Download the article: From the Editor
This issue of the Research Bulletin focuses on a single theme. The challenge of providing collaborative, spiritual leadership is one of the hallmarks of independent Waldorf schools in North America. We have gathered reflections that provide context, advice, and experience-based know-how for those who seek either to improve their school’s practice or to understand the rationale for this unusual leadership model. The contributions are broadly divided into three types: theory, biography, and a combination of ideas and practices.
Roberto Trostli provides the historical and philosophical groundwork. In this second installment of his thorough research into the founding of the first Waldorf school, he establishes two additional fundamental dimensions of a College of Teachers. In the first part (printed in the previous issue of the Research Bulletin) he described the essential tasks of a College. In the current installment he adds a discussion of both the membership and the rationale for having a College of Teachers at all. He concludes with a moving meditation on the spiritual forces at the heart of the Waldorf endeavor. From the other end of the spectrum, Liz Beaven describes the biography of one College of Teachers. In her lively telling, the exhilaration, exhaustion, and gradual transformation of the College on which she has served for many years constitute an instructive story of institutional maturation. What works for one stage of development becomes a hindrance if not metamorphosed into something new as the institution changes and grows a thought that must sound familiar to any serious student of child development.
Between fundamental groundwork and historical biography, three shorter articles describe practices that aim to bridge the gap between intention and practice. Holly Koteen-Soule offers practical and inspiring advice on how to arrange and conduct meetings so the spiritual intentions of both the earthly and the spiritual beings concerned may be fulfilled. Basing her advice on many years of practice, she shows that tending to both the physical and spiritual aspects of the meeting, as well as to the human soul dimensions, can create an instrument through which the conversation between heaven and earth can sound.
In separate articles, Martyn Rawson and I write about trying to incorporate contemplative practices into the daily life of schools. Rawson considers the theoretical dimensions of intuition as a research tool, and then describes an action-research project in a school in Germany wherein teachers attempted to resolve longstanding difficulties utilizing contemplative methods.
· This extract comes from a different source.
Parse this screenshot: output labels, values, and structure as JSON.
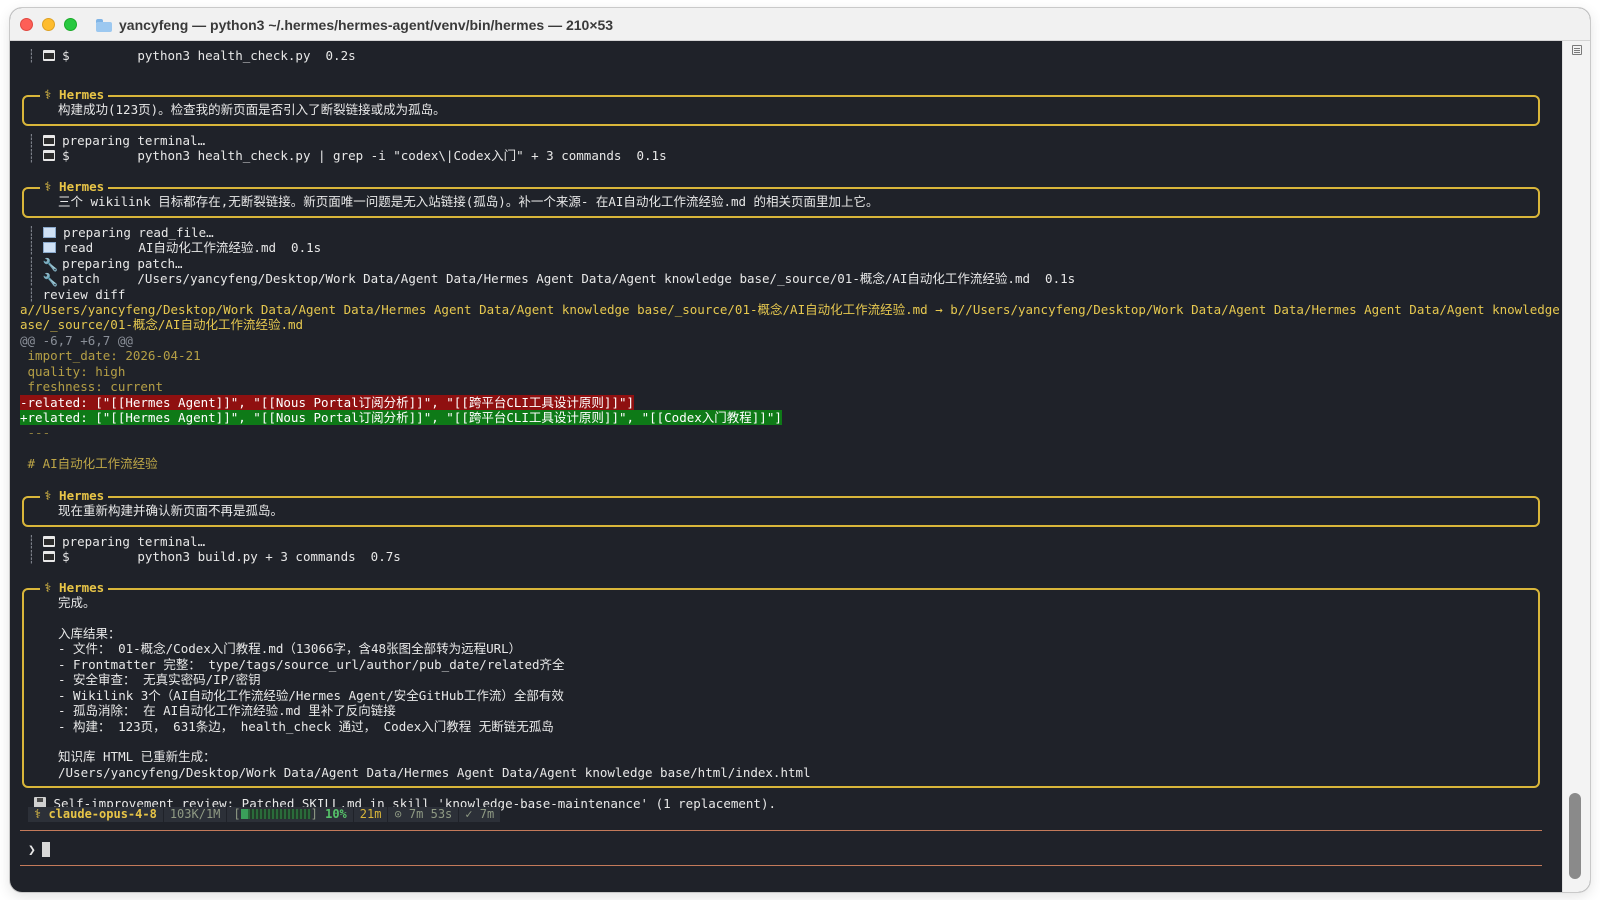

My own article, which like Trostli’s and Koteen-Soule’s is part of an upcoming publication of the Pedagogical Section Council, advocates incorporating contemplative practices into College of Teachers meetings. It describes the rationale, benefits, dangers, and safeguards needed for this type of work, and offers practical formats for Colleges to try.
Taken as a totality, these five articles form “The College Issue” of the Research Bulletin. Long-time readers know that it is not common for this journal to focus on one theme, yet we feel that this particular topic lives so strongly in the minds of both practitioners and students of Waldorf education that it merits a consolidation of this kind. We hope that gathering the material in this way will allow this issue of the journal to serve as fruitful study material for those wishing to enliven their practice or research.
On a separate track, our reader extraordinaire, Dorit Winter, reviews David Brooks’ book, The Social Animal. Brooks is an unusual contemporary thinker, and his book advocates some of the very qualities that a good Waldorf teacher would strive to cultivate in a growing child. Winter engages with Brooks’ ideas and terminology in light of her many years as a Waldorf educator. She finds much to appreciate in his contemplation of what really matters in life.
A brief report from the Online Waldorf Library is also included. Readers are warmly encouraged to utilize this rich resource.
As always, keep your reflections and suggestions coming. We will publish some letters from readers in upcoming issues. One unexpected vote of support came from Dr. Don Petry, president of the National Council of Private School Accreditation, who told Patrice Maynard of AWSNA that the kind of research presented in the Bulletin, together with the depth of opinion behind it, is an outstanding example of independent school literature. In this season of political wrangling, we thank Dr. Petry for his endorsement.